Taking Initiative


Alivia Romaniuk

On July 27, Simone Biles shocked the world when she withdrew from the team finals at the 2020 Tokyo Olympics after a poor vault performance. Biles was visibly distressed during her vault warm up. She appeared to get lost in the air, not knowing when and where she was going to land, a potentially dangerous situation that gymnasts refer to as “the twisties.” Out of safety concerns, Biles decided not to continue.

It was then up to the rest of Team USA: Sunisa Lee, Grace Mccallum and Jordan Chiles–all first time Olympians–to finish the competition without their star teammate. They ended up winning silver behind the Russian Olympic Committee. 

While Biles faced criticism for withdrawing from the competition, members of the gymnastics community were quick to point out that she performs some of the most difficult and dangerous skills in the world, and to perform those skills while in a bad mental state could have catastrophic consequences. 

“There’s more to life than just gymnastics,” Biles said later in a press conference. 

Biles’ withdrawal from competition was undoubtedly one of the most memorable events of the 2020 Games. Furthermore, it occurs 25 years after Kerri Strug performed a vault with an injured foot to win gold for Team USA, in what became one of the most iconic moments in Olympic history.

Strug was celebrated for her bravery and determination to win gold for her country. However, in the Netflix documentary Athlete A, Jennifer Sey, a former USA Gymnastics national champion, offered a different perspective.

Everybody’s cheering her on as this hero, and all I could think was, ‘Why are we celebrating this?
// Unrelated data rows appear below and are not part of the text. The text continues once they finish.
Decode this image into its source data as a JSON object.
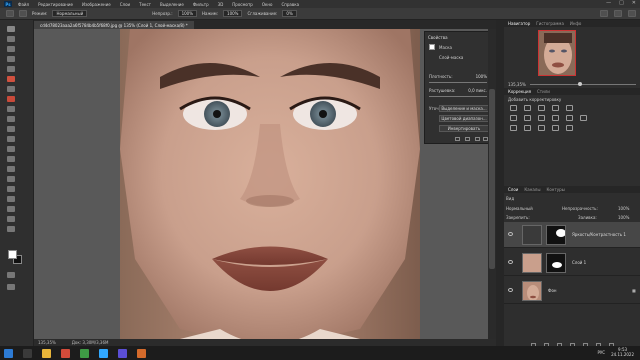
{
  "menubar": {
    "logo": "Ps",
    "items": [
      "Файл",
      "Редактирование",
      "Изображение",
      "Слои",
      "Текст",
      "Выделение",
      "Фильтр",
      "3D",
      "Просмотр",
      "Окно",
      "Справка"
    ],
    "win_controls": [
      "—",
      "□",
      "✕"
    ]
  },
  "options": {
    "mode_label": "Режим:",
    "mode_value": "Нормальный",
    "opacity_label": "Непрозр.:",
    "opacity_value": "100%",
    "flow_label": "Нажим:",
    "flow_value": "100%",
    "smooth_label": "Сглаживание:",
    "smooth_value": "0%"
  },
  "document": {
    "tab_title": "cd4d78023aaa2a6f5784b4b5f68f0.jpg @ 135% (Слой 1, Слой-маска/8) *"
  },
  "properties": {
    "title": "Свойства",
    "subtitle": "Маска",
    "layer_mask_label": "Слой-маска",
    "density_label": "Плотность:",
    "density_value": "100%",
    "feather_label": "Растушевка:",
    "feather_value": "0,0 пикс.",
    "refine_label": "Уточнить:",
    "select_mask_btn": "Выделение и маска...",
    "color_range_btn": "Цветовой диапазон...",
    "invert_btn": "Инвертировать"
  },
  "status": {
    "zoom": "135,35%",
    "doc": "Док: 3,30М/3,36М"
  },
  "right": {
    "top_tabs": [
      "Навигатор",
      "Гистограмма",
      "Инфо"
    ],
    "nav_zoom": "135,35%",
    "adj_tabs": [
      "Коррекция",
      "Стили"
    ],
    "adj_title": "Добавить корректировку",
    "layer_tabs": [
      "Слои",
      "Каналы",
      "Контуры"
    ],
    "kind_label": "Вид",
    "blend_mode": "Нормальный",
    "opacity_label": "Непрозрачность:",
    "opacity_value": "100%",
    "lock_label": "Закрепить:",
    "fill_label": "Заливка:",
    "fill_value": "100%",
    "layers": [
      {
        "name": "Яркость/Контрастность 1",
        "selected": true
      },
      {
        "name": "Слой 1",
        "selected": false
      },
      {
        "name": "Фон",
        "selected": false
      }
    ]
  },
  "taskbar": {
    "lang": "РУС",
    "time": "9:53",
    "date": "24.11.2022"
  },
  "colors": {
    "ps_blue": "#31a8ff",
    "skin": "#c99f8c",
    "lip": "#8f4f42"
  }
}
Don’t pretend she had a choice,’” she said in the documentary.

Dominique Moceanu, another member of Team USA during the 1996 Atlanta games, said she agreed that gymnasts did not have a choice at the time.

“(withdrawing from competition) simply wasn’t an option in 1996,” she said in an interview with BBC News. “Having a choice–it changes everything.”

Moceanu competed in the Olympics with a tibial fracture when she was just 14 years old. She said she felt powerless and afraid during that time.

“Simone’s decision has made me think about that time, and how there was no compassion, no care, and absolutely no voice,” she said.

On Sept 15, Simone Biles and three other former USA Gymnastics gymnasts testified to Congress, claiming that the FBI failed to protect the young patients of Larry Nasser within the USA Gymnastics institution. The four women shared emotional and horrific stories of the abuse they faced and demanded indictment for FBI agents and others that allowed Nasser’s abuse to continue.

“We all deserve more than just words,” Olympic gold medalist Aly Raisman said.

The women of USA Gymnastics have demanded change to protect the next generation of young female athletes. Likewise, Biles sent an important message to athletes everywhere when she withdrew from competition for safety reasons. After decades of feeling powerless, these women are now taking initiative and bringing important changes to the culture of sport, empowering young athletes and ensuring that the abuse they faced will not continue.